[Interface dataset entries]
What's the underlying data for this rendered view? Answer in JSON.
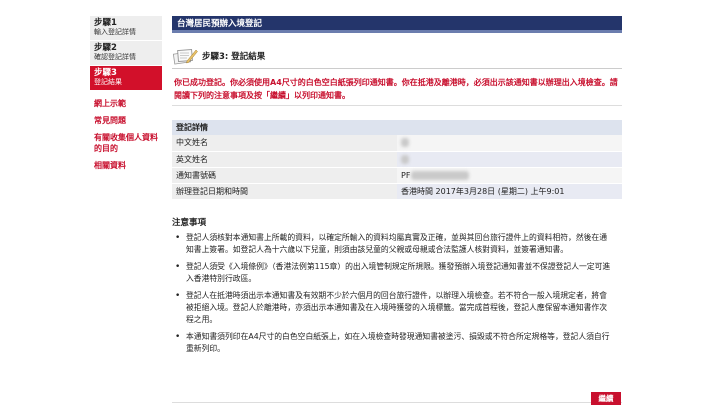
{
  "sidebar": {
    "steps": [
      {
        "title": "步驟1",
        "subtitle": "輸入登記詳情"
      },
      {
        "title": "步驟2",
        "subtitle": "確認登記詳情"
      },
      {
        "title": "步驟3",
        "subtitle": "登記結果"
      }
    ],
    "links": [
      "網上示範",
      "常見問題",
      "有關收集個人資料的目的",
      "相關資料"
    ]
  },
  "header": {
    "title": "台灣居民預辦入境登記"
  },
  "step_heading": "步驟3: 登記結果",
  "notice": "你已成功登記。你必須使用A4尺寸的白色空白紙張列印通知書。你在抵港及離港時，必須出示該通知書以辦理出入境檢查。請閱讀下列的注意事項及按「繼續」以列印通知書。",
  "details": {
    "header": "登記詳情",
    "rows": [
      {
        "label": "中文姓名",
        "value": ""
      },
      {
        "label": "英文姓名",
        "value": ""
      },
      {
        "label": "通知書號碼",
        "value": "PF"
      },
      {
        "label": "辦理登記日期和時間",
        "value": "香港時間 2017年3月28日 (星期二) 上午9:01"
      }
    ]
  },
  "notes": {
    "title": "注意事項",
    "items": [
      "登記人須核對本通知書上所載的資料，以確定所輸入的資料均屬真實及正確，並與其回台旅行證件上的資料相符，然後在通知書上簽署。如登記人為十六歲以下兒童，則須由該兒童的父親或母親或合法監護人核對資料，並簽署通知書。",
      "登記人須受《入境條例》（香港法例第115章）的出入境管制規定所規限。獲發預辦入境登記通知書並不保證登記人一定可進入香港特別行政區。",
      "登記人在抵港時須出示本通知書及有效期不少於六個月的回台旅行證件，以辦理入境檢查。若不符合一般入境規定者，將會被拒絕入境。登記人於離港時，亦須出示本通知書及在入境時獲發的入境標籤。當完成首程後，登記人應保留本通知書作次程之用。",
      "本通知書須列印在A4尺寸的白色空白紙張上，如在入境檢查時發現通知書被塗污、損毀或不符合所定規格等，登記人須自行重新列印。"
    ]
  },
  "continue_label": "繼續",
  "colors": {
    "accent_red": "#c8102e",
    "header_navy": "#24356b"
  }
}
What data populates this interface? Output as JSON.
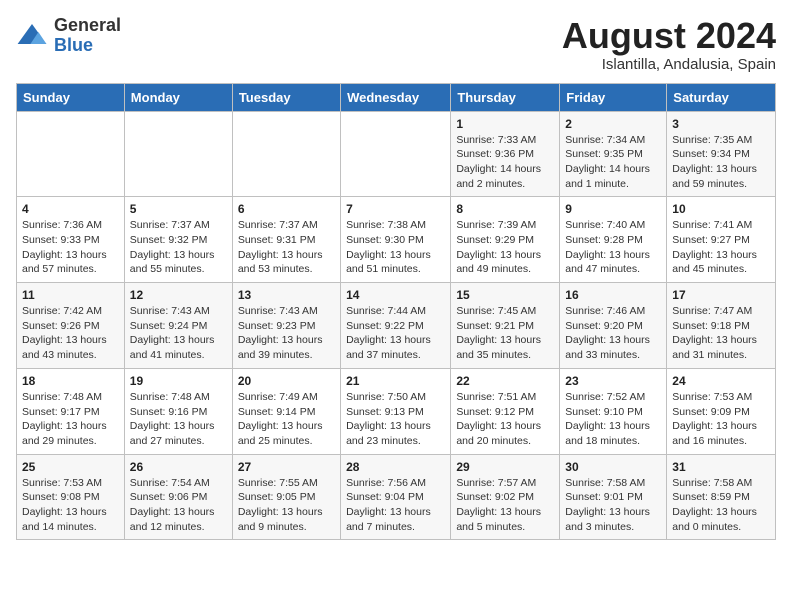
{
  "logo": {
    "general": "General",
    "blue": "Blue"
  },
  "title": "August 2024",
  "location": "Islantilla, Andalusia, Spain",
  "days_of_week": [
    "Sunday",
    "Monday",
    "Tuesday",
    "Wednesday",
    "Thursday",
    "Friday",
    "Saturday"
  ],
  "weeks": [
    [
      {
        "day": "",
        "info": ""
      },
      {
        "day": "",
        "info": ""
      },
      {
        "day": "",
        "info": ""
      },
      {
        "day": "",
        "info": ""
      },
      {
        "day": "1",
        "info": "Sunrise: 7:33 AM\nSunset: 9:36 PM\nDaylight: 14 hours\nand 2 minutes."
      },
      {
        "day": "2",
        "info": "Sunrise: 7:34 AM\nSunset: 9:35 PM\nDaylight: 14 hours\nand 1 minute."
      },
      {
        "day": "3",
        "info": "Sunrise: 7:35 AM\nSunset: 9:34 PM\nDaylight: 13 hours\nand 59 minutes."
      }
    ],
    [
      {
        "day": "4",
        "info": "Sunrise: 7:36 AM\nSunset: 9:33 PM\nDaylight: 13 hours\nand 57 minutes."
      },
      {
        "day": "5",
        "info": "Sunrise: 7:37 AM\nSunset: 9:32 PM\nDaylight: 13 hours\nand 55 minutes."
      },
      {
        "day": "6",
        "info": "Sunrise: 7:37 AM\nSunset: 9:31 PM\nDaylight: 13 hours\nand 53 minutes."
      },
      {
        "day": "7",
        "info": "Sunrise: 7:38 AM\nSunset: 9:30 PM\nDaylight: 13 hours\nand 51 minutes."
      },
      {
        "day": "8",
        "info": "Sunrise: 7:39 AM\nSunset: 9:29 PM\nDaylight: 13 hours\nand 49 minutes."
      },
      {
        "day": "9",
        "info": "Sunrise: 7:40 AM\nSunset: 9:28 PM\nDaylight: 13 hours\nand 47 minutes."
      },
      {
        "day": "10",
        "info": "Sunrise: 7:41 AM\nSunset: 9:27 PM\nDaylight: 13 hours\nand 45 minutes."
      }
    ],
    [
      {
        "day": "11",
        "info": "Sunrise: 7:42 AM\nSunset: 9:26 PM\nDaylight: 13 hours\nand 43 minutes."
      },
      {
        "day": "12",
        "info": "Sunrise: 7:43 AM\nSunset: 9:24 PM\nDaylight: 13 hours\nand 41 minutes."
      },
      {
        "day": "13",
        "info": "Sunrise: 7:43 AM\nSunset: 9:23 PM\nDaylight: 13 hours\nand 39 minutes."
      },
      {
        "day": "14",
        "info": "Sunrise: 7:44 AM\nSunset: 9:22 PM\nDaylight: 13 hours\nand 37 minutes."
      },
      {
        "day": "15",
        "info": "Sunrise: 7:45 AM\nSunset: 9:21 PM\nDaylight: 13 hours\nand 35 minutes."
      },
      {
        "day": "16",
        "info": "Sunrise: 7:46 AM\nSunset: 9:20 PM\nDaylight: 13 hours\nand 33 minutes."
      },
      {
        "day": "17",
        "info": "Sunrise: 7:47 AM\nSunset: 9:18 PM\nDaylight: 13 hours\nand 31 minutes."
      }
    ],
    [
      {
        "day": "18",
        "info": "Sunrise: 7:48 AM\nSunset: 9:17 PM\nDaylight: 13 hours\nand 29 minutes."
      },
      {
        "day": "19",
        "info": "Sunrise: 7:48 AM\nSunset: 9:16 PM\nDaylight: 13 hours\nand 27 minutes."
      },
      {
        "day": "20",
        "info": "Sunrise: 7:49 AM\nSunset: 9:14 PM\nDaylight: 13 hours\nand 25 minutes."
      },
      {
        "day": "21",
        "info": "Sunrise: 7:50 AM\nSunset: 9:13 PM\nDaylight: 13 hours\nand 23 minutes."
      },
      {
        "day": "22",
        "info": "Sunrise: 7:51 AM\nSunset: 9:12 PM\nDaylight: 13 hours\nand 20 minutes."
      },
      {
        "day": "23",
        "info": "Sunrise: 7:52 AM\nSunset: 9:10 PM\nDaylight: 13 hours\nand 18 minutes."
      },
      {
        "day": "24",
        "info": "Sunrise: 7:53 AM\nSunset: 9:09 PM\nDaylight: 13 hours\nand 16 minutes."
      }
    ],
    [
      {
        "day": "25",
        "info": "Sunrise: 7:53 AM\nSunset: 9:08 PM\nDaylight: 13 hours\nand 14 minutes."
      },
      {
        "day": "26",
        "info": "Sunrise: 7:54 AM\nSunset: 9:06 PM\nDaylight: 13 hours\nand 12 minutes."
      },
      {
        "day": "27",
        "info": "Sunrise: 7:55 AM\nSunset: 9:05 PM\nDaylight: 13 hours\nand 9 minutes."
      },
      {
        "day": "28",
        "info": "Sunrise: 7:56 AM\nSunset: 9:04 PM\nDaylight: 13 hours\nand 7 minutes."
      },
      {
        "day": "29",
        "info": "Sunrise: 7:57 AM\nSunset: 9:02 PM\nDaylight: 13 hours\nand 5 minutes."
      },
      {
        "day": "30",
        "info": "Sunrise: 7:58 AM\nSunset: 9:01 PM\nDaylight: 13 hours\nand 3 minutes."
      },
      {
        "day": "31",
        "info": "Sunrise: 7:58 AM\nSunset: 8:59 PM\nDaylight: 13 hours\nand 0 minutes."
      }
    ]
  ]
}
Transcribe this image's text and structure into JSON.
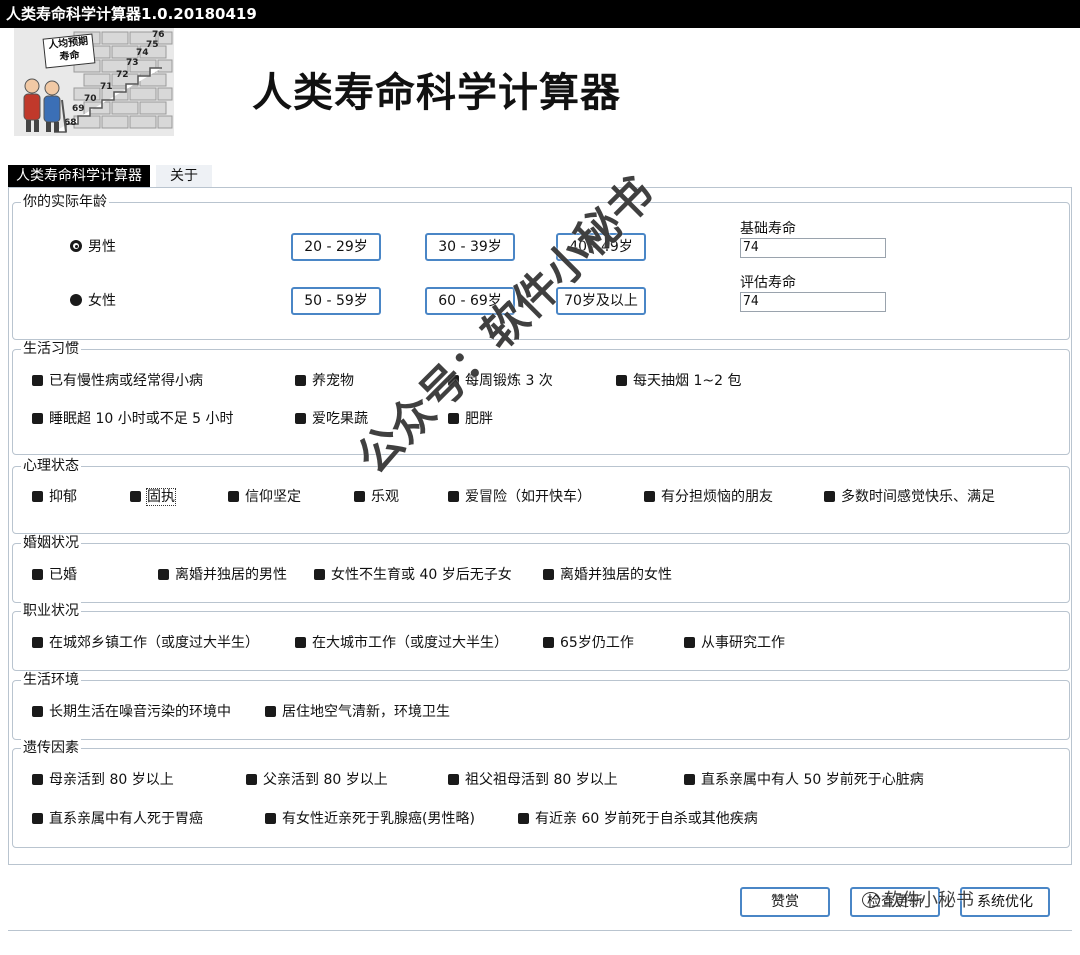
{
  "window": {
    "title": "人类寿命科学计算器1.0.20180419"
  },
  "header": {
    "heading": "人类寿命科学计算器",
    "logo": {
      "sign": [
        "人均预期",
        "寿命"
      ],
      "numbers": [
        "76",
        "75",
        "74",
        "73",
        "72",
        "71",
        "70",
        "69",
        "68"
      ]
    }
  },
  "tabs": [
    {
      "label": "人类寿命科学计算器",
      "active": true
    },
    {
      "label": "关于",
      "active": false
    }
  ],
  "age": {
    "title": "你的实际年龄",
    "gender": [
      {
        "label": "男性",
        "selected": true
      },
      {
        "label": "女性",
        "selected": false
      }
    ],
    "ranges": [
      "20 - 29岁",
      "30 - 39岁",
      "40 - 49岁",
      "50 - 59岁",
      "60 - 69岁",
      "70岁及以上"
    ],
    "base_label": "基础寿命",
    "base_value": "74",
    "est_label": "评估寿命",
    "est_value": "74"
  },
  "groups": {
    "habits": {
      "title": "生活习惯",
      "items": [
        "已有慢性病或经常得小病",
        "养宠物",
        "每周锻炼 3 次",
        "每天抽烟 1~2 包",
        "睡眠超 10 小时或不足 5 小时",
        "爱吃果蔬",
        "肥胖"
      ]
    },
    "mental": {
      "title": "心理状态",
      "items": [
        "抑郁",
        "固执",
        "信仰坚定",
        "乐观",
        "爱冒险（如开快车）",
        "有分担烦恼的朋友",
        "多数时间感觉快乐、满足"
      ]
    },
    "marriage": {
      "title": "婚姻状况",
      "items": [
        "已婚",
        "离婚并独居的男性",
        "女性不生育或 40 岁后无子女",
        "离婚并独居的女性"
      ]
    },
    "career": {
      "title": "职业状况",
      "items": [
        "在城郊乡镇工作（或度过大半生）",
        "在大城市工作（或度过大半生）",
        "65岁仍工作",
        "从事研究工作"
      ]
    },
    "environment": {
      "title": "生活环境",
      "items": [
        "长期生活在噪音污染的环境中",
        "居住地空气清新，环境卫生"
      ]
    },
    "genetics": {
      "title": "遗传因素",
      "items": [
        "母亲活到 80 岁以上",
        "父亲活到 80 岁以上",
        "祖父祖母活到 80 岁以上",
        "直系亲属中有人 50 岁前死于心脏病",
        "直系亲属中有人死于胃癌",
        "有女性近亲死于乳腺癌(男性略)",
        "有近亲 60 岁前死于自杀或其他疾病"
      ]
    }
  },
  "buttons": [
    "赞赏",
    "检查更新",
    "系统优化"
  ],
  "watermark": "公众号：软件小秘书",
  "corner_watermark": "软件小秘书"
}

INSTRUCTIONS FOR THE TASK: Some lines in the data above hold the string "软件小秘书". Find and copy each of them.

FINAL ANSWER:
  "watermark": "公众号：软件小秘书",
  "corner_watermark": "软件小秘书"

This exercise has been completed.